Cannabis retailers have seen grand growth in Colorado. In Denver, there are five times more retail marijuana stores than there are Starbucks locations. One shopping center in Aurora was intentionally refurbished with the intent of rebranding as a cannabis retail hotspot. Prior to its renovation, this mall languished at a 60% occupancy rate. After rebranding as a marijuana marketplace, the mall boasts a 95% occupancy rate. The model of renovating a mall to meet the interests of the recreational cannabis industry has been a proven success. While strip malls are projected to be wildly successful following cannabis legalization in New Jersey, they are not the sole commercial real estate properties that will benefit from legalization.   

Tourism Drives Additional Commercial Real Estate Growth

“Marijuana tourism” is a growing industry in numerous cannabis-friendly states. Marijuana tourism can include touring commercial cannabis warehouses, experiencing glassblowing demos, visiting recreational dispensaries, and relaxing in entertainment lounges. Many commercial properties can be involved in this new tourism sector. Restaurants, hotels, clothing brands, and even wineries can join the recreational cannabis industry as tourism hubs. Marijuana tourism has certainly made its impact already. Since 2014, travel booking for Denver has jumped 75% year-over-year. Various commercial properties can re-invent themselves to accommodate this new tourism sector. New Jersey also stands to benefit from marijuana tourism. Since New Jersey-grown cannabis will have to be consumed within the state, marijuana tourism will be a new way to attract visitors. On benefit that New Jersey has over other legalization-friendly states is its location: being in the northeast corridor makes New Jersey highly attractive to its neighbors from Pennsylvania and New York. A variety of commercial properties will benefit from recreational cannabis legalization.

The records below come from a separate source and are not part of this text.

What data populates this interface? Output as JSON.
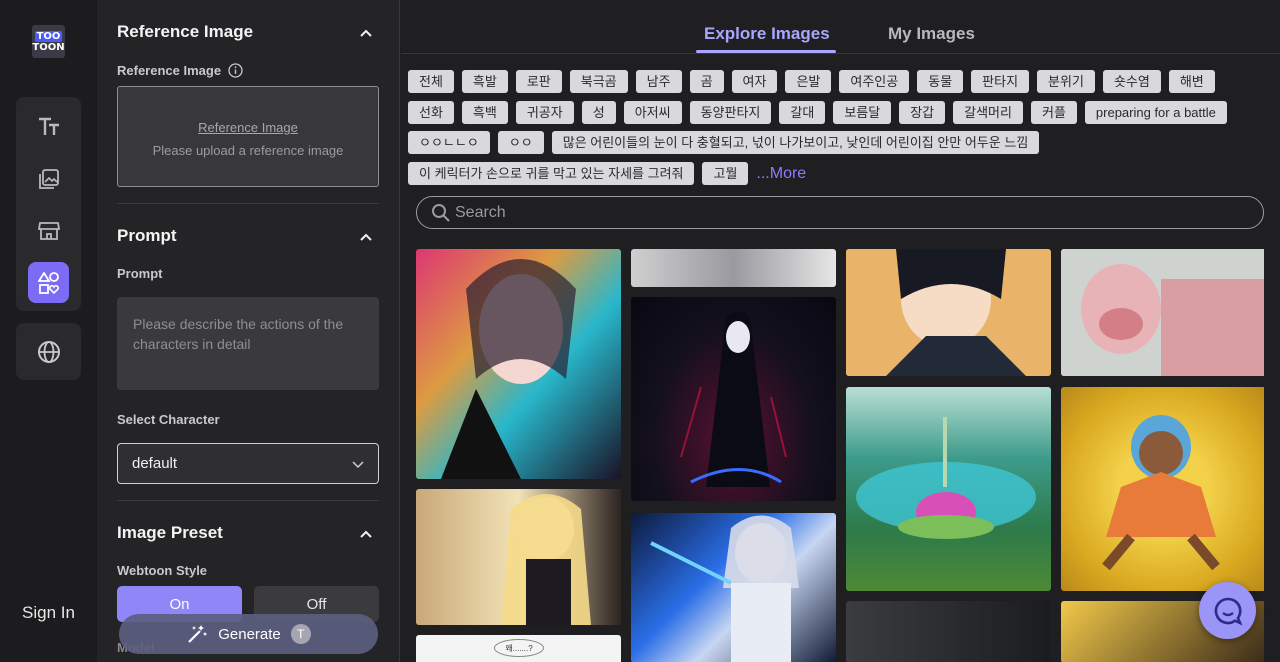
{
  "app": {
    "logo_top": "TOO",
    "logo_bottom": "TOON"
  },
  "rail": {
    "items": [
      {
        "name": "text-icon"
      },
      {
        "name": "gallery-icon"
      },
      {
        "name": "store-icon"
      },
      {
        "name": "shapes-icon",
        "active": true
      }
    ],
    "language_icon": "globe-icon",
    "sign_in": "Sign In"
  },
  "panel": {
    "reference": {
      "title": "Reference Image",
      "label": "Reference Image",
      "upload_link": "Reference Image",
      "upload_hint": "Please upload a reference image"
    },
    "prompt": {
      "title": "Prompt",
      "label": "Prompt",
      "placeholder": "Please describe the actions of the characters in detail"
    },
    "character": {
      "label": "Select Character",
      "value": "default"
    },
    "preset": {
      "title": "Image Preset",
      "webtoon_label": "Webtoon Style",
      "on": "On",
      "off": "Off",
      "model_label": "Model"
    },
    "generate": {
      "label": "Generate",
      "token": "T"
    }
  },
  "explore": {
    "tabs": [
      {
        "label": "Explore Images",
        "active": true
      },
      {
        "label": "My Images",
        "active": false
      }
    ],
    "tag_rows": [
      [
        "전체",
        "흑발",
        "로판",
        "북극곰",
        "남주",
        "곰",
        "여자",
        "은발",
        "여주인공",
        "동물",
        "판타지",
        "분위기",
        "숏수염",
        "해변"
      ],
      [
        "선화",
        "흑백",
        "귀공자",
        "성",
        "아저씨",
        "동양판타지",
        "갈대",
        "보름달",
        "장갑",
        "갈색머리",
        "커플",
        "preparing for a battle"
      ],
      [
        "ㅇㅇㄴㄴㅇ",
        "ㅇㅇ",
        "많은 어린이들의 눈이 다 충혈되고, 넋이 나가보이고, 낮인데 어린이집 안만 어두운 느낌"
      ],
      [
        "이 케릭터가 손으로 귀를 막고 있는 자세를 그려줘",
        "고뭘"
      ]
    ],
    "more": "...More",
    "search_placeholder": "Search",
    "speech_text": "왜.......?"
  },
  "colors": {
    "accent": "#a9a6ff",
    "accent_fill": "#7c6cf5",
    "toggle_on": "#8f86f7"
  }
}
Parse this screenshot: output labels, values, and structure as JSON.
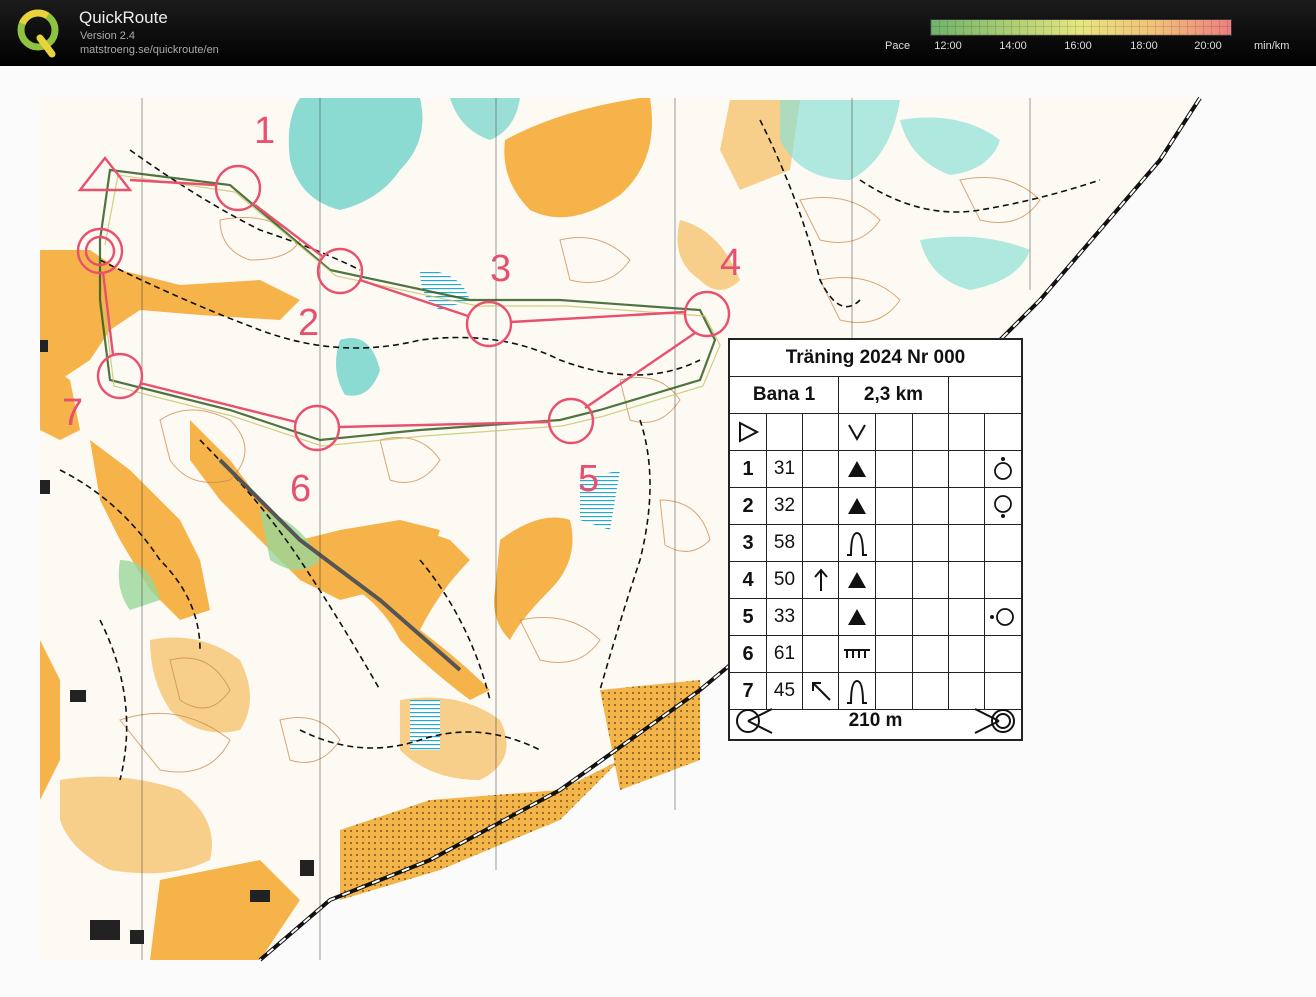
{
  "app": {
    "name": "QuickRoute",
    "version": "Version 2.4",
    "url": "matstroeng.se/quickroute/en",
    "logo_letter": "Q"
  },
  "pace_scale": {
    "label": "Pace",
    "ticks": [
      "12:00",
      "14:00",
      "16:00",
      "18:00",
      "20:00"
    ],
    "unit": "min/km"
  },
  "map": {
    "control_numbers": [
      "1",
      "2",
      "3",
      "4",
      "5",
      "6",
      "7"
    ]
  },
  "control_description": {
    "title": "Träning 2024 Nr 000",
    "course": "Bana 1",
    "length": "2,3 km",
    "controls": [
      {
        "num": "1",
        "code": "31"
      },
      {
        "num": "2",
        "code": "32"
      },
      {
        "num": "3",
        "code": "58"
      },
      {
        "num": "4",
        "code": "50"
      },
      {
        "num": "5",
        "code": "33"
      },
      {
        "num": "6",
        "code": "61"
      },
      {
        "num": "7",
        "code": "45"
      }
    ],
    "finish_distance": "210 m"
  }
}
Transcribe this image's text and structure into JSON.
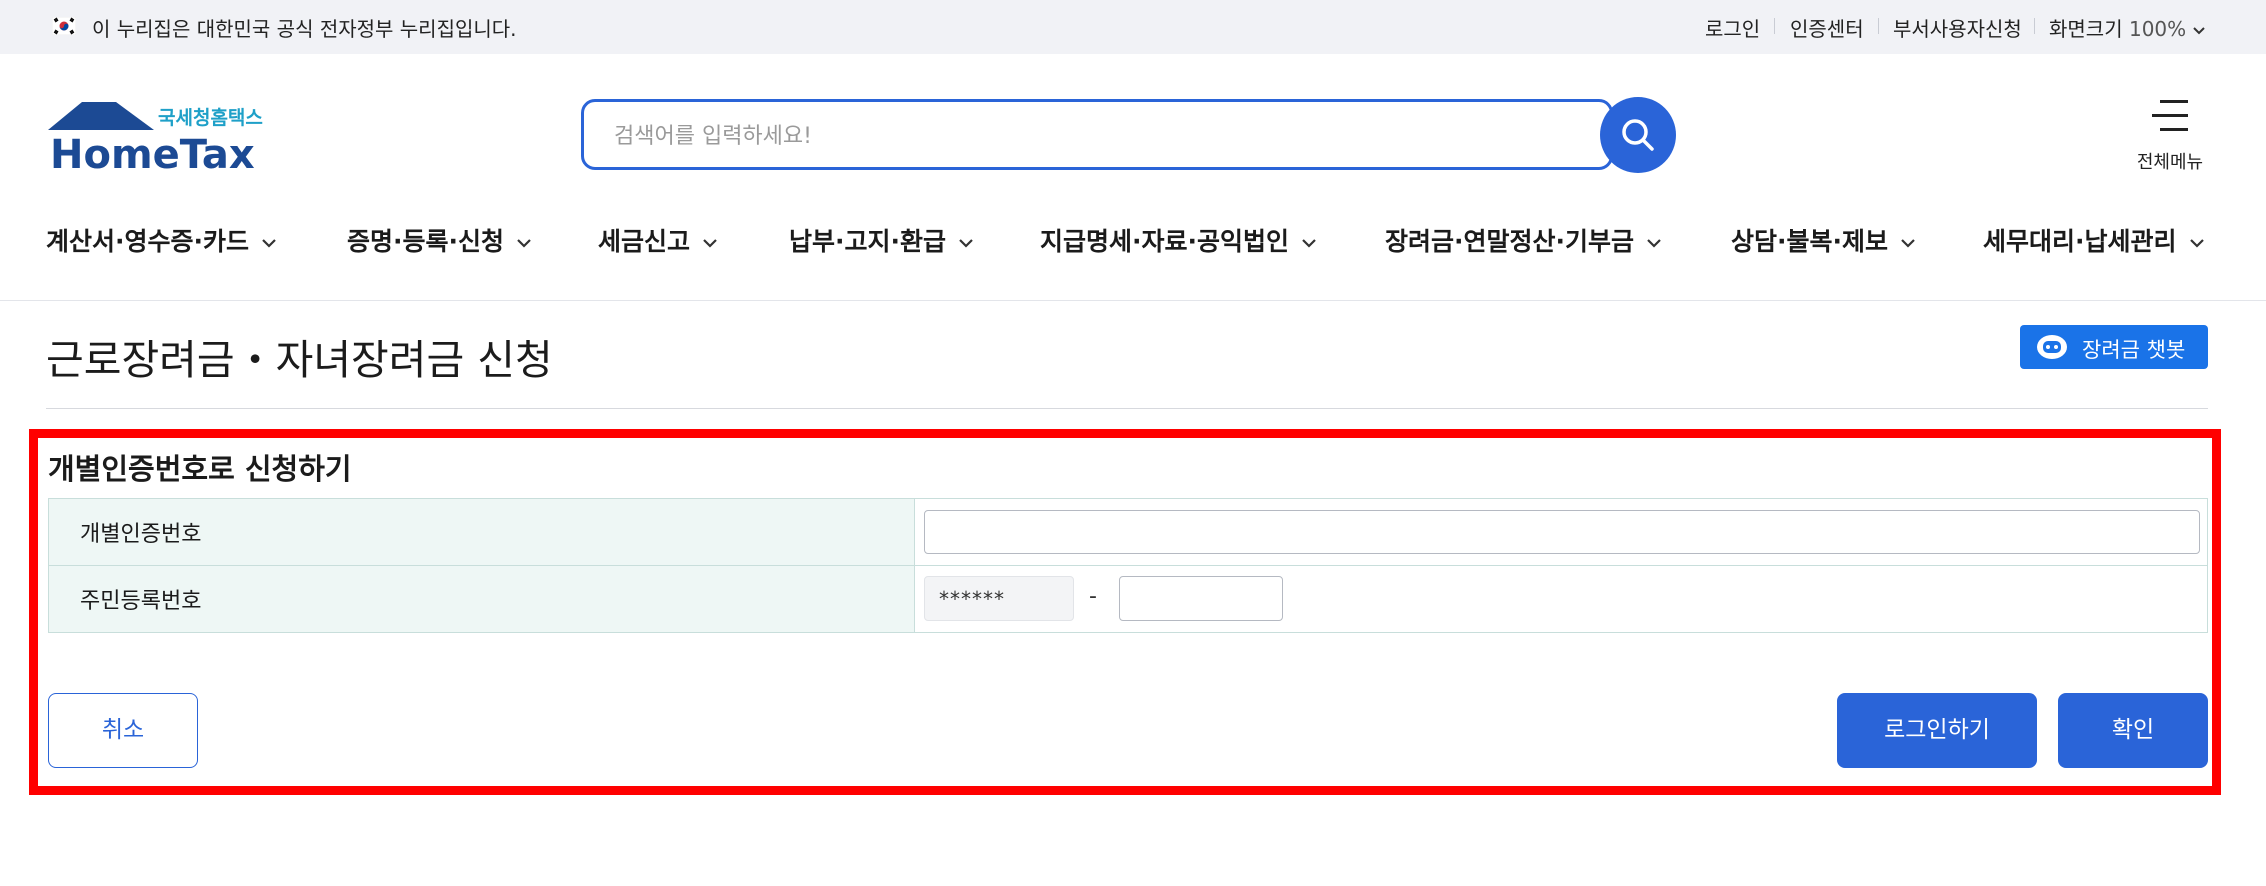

In states where cannabis is already legalized, the “green rush” has caused a renaissance for industrial and commercial real estate. Recreational cannabis requires space for cultivation, distribution, and wholesaling. As cannabis businesses establish themselves in New Jersey, they will seek out properties that will accommodate large-scale production. Tourism businesses will similarly seek out new real estate in order to market to the new marijuana tourism sector. While recreational cannabis is – as of this writing – not yet fully legalized in New Jersey, lawmakers are actively working on new legislation. Rather than wait for legislation to be passed, property owners should prepare for the upcoming cannabis industry now, so that prospective businesses can acquire real estate ahead of time. New Jersey’s legalized cannabis industry will have positive and far-reaching effects on both the industrial and commercial real estate markets.